**Assignment**
Every line of the records that holds the word "DayPodcast" should be copied.

**Working data**
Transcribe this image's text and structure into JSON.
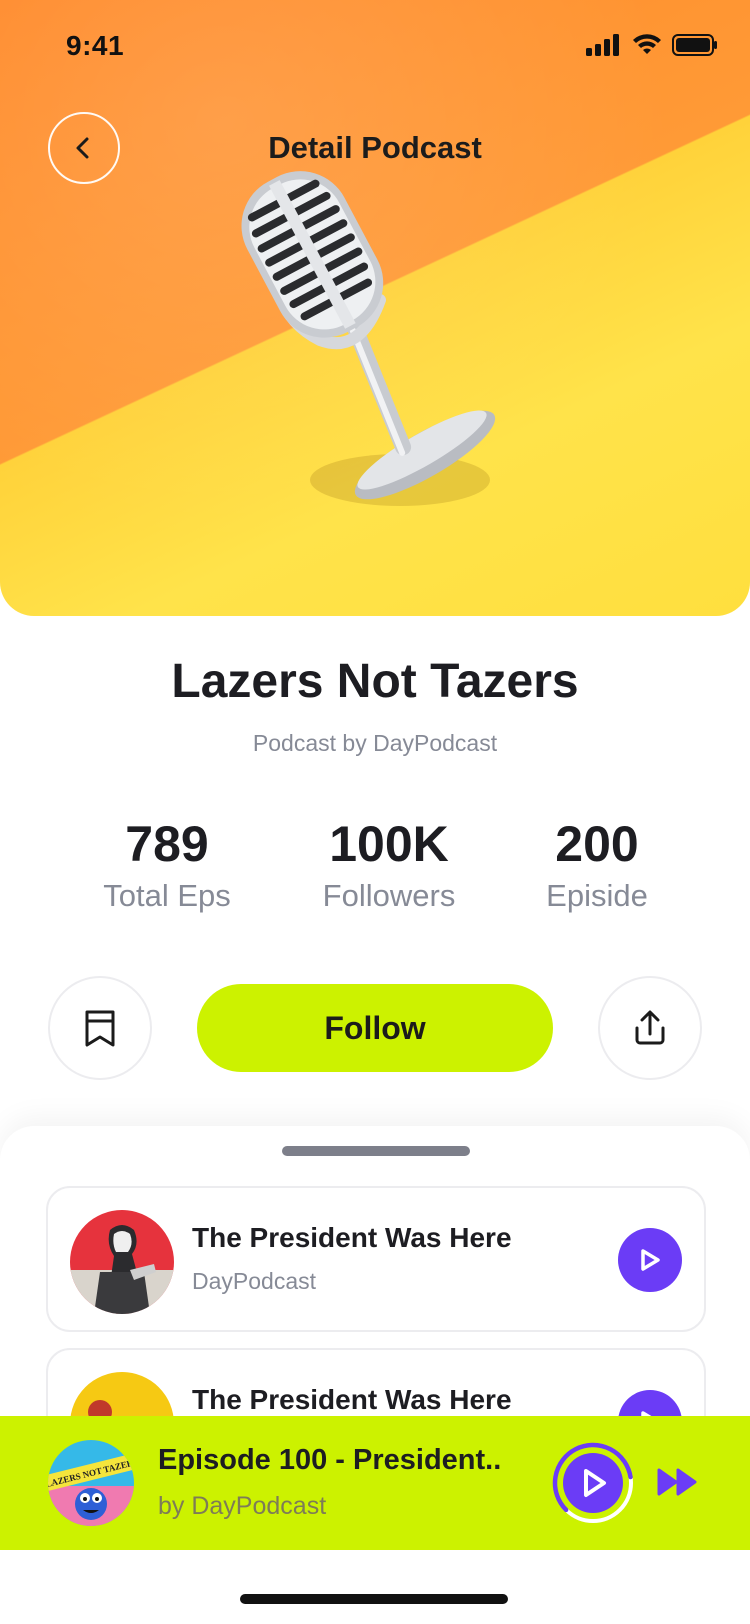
{
  "status_bar": {
    "time": "9:41"
  },
  "header": {
    "title": "Detail Podcast"
  },
  "podcast": {
    "title": "Lazers Not Tazers",
    "subtitle": "Podcast by DayPodcast"
  },
  "stats": [
    {
      "value": "789",
      "label": "Total Eps"
    },
    {
      "value": "100K",
      "label": "Followers"
    },
    {
      "value": "200",
      "label": "Episide"
    }
  ],
  "actions": {
    "follow_label": "Follow"
  },
  "episodes": [
    {
      "title": "The President Was Here",
      "author": "DayPodcast"
    },
    {
      "title": "The President Was Here",
      "author": ""
    }
  ],
  "mini_player": {
    "title": "Episode 100 - President..",
    "author": "by DayPodcast",
    "art_text": "LAZERS NOT TAZERS",
    "progress": 0.6
  },
  "colors": {
    "accent": "#ccf200",
    "play": "#6b3cf6",
    "hero_orange": "#ff8a2a",
    "hero_yellow": "#ffe34a"
  },
  "icons": [
    "back-arrow-icon",
    "signal-icon",
    "wifi-icon",
    "battery-icon",
    "bookmark-icon",
    "share-icon",
    "play-icon",
    "skip-forward-icon"
  ]
}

**Solved exercise**
    "subtitle": "Podcast by DayPodcast"
      "author": "DayPodcast"
    "author": "by DayPodcast",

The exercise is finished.